### EXERCISE INPUTS

-- -- --

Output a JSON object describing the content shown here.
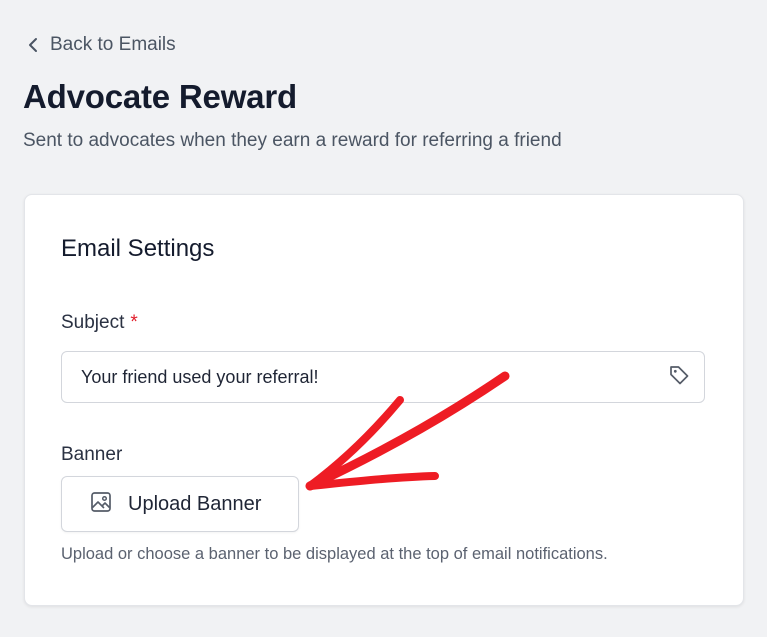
{
  "header": {
    "back_label": "Back to Emails",
    "title": "Advocate Reward",
    "subtitle": "Sent to advocates when they earn a reward for referring a friend"
  },
  "email_settings": {
    "title": "Email Settings",
    "subject": {
      "label": "Subject",
      "required_marker": "*",
      "value": "Your friend used your referral!",
      "icon": "tag-icon"
    },
    "banner": {
      "label": "Banner",
      "button_label": "Upload Banner",
      "button_icon": "image-icon",
      "help_text": "Upload or choose a banner to be displayed at the top of email notifications."
    }
  },
  "annotation": {
    "type": "hand-drawn arrow",
    "color": "#ee1c24",
    "points_to": "upload-banner-button"
  },
  "colors": {
    "background": "#f1f2f4",
    "card": "#ffffff",
    "required": "#e11d2a"
  }
}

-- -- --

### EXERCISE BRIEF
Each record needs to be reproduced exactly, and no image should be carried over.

### YOUR SOLUTION
Output a JSON object describing the content shown here.
{
  "header": {
    "back_label": "Back to Emails",
    "title": "Advocate Reward",
    "subtitle": "Sent to advocates when they earn a reward for referring a friend"
  },
  "email_settings": {
    "title": "Email Settings",
    "subject": {
      "label": "Subject",
      "required_marker": "*",
      "value": "Your friend used your referral!",
      "icon": "tag-icon"
    },
    "banner": {
      "label": "Banner",
      "button_label": "Upload Banner",
      "button_icon": "image-icon",
      "help_text": "Upload or choose a banner to be displayed at the top of email notifications."
    }
  },
  "annotation": {
    "type": "hand-drawn arrow",
    "color": "#ee1c24",
    "points_to": "upload-banner-button"
  },
  "colors": {
    "background": "#f1f2f4",
    "card": "#ffffff",
    "required": "#e11d2a"
  }
}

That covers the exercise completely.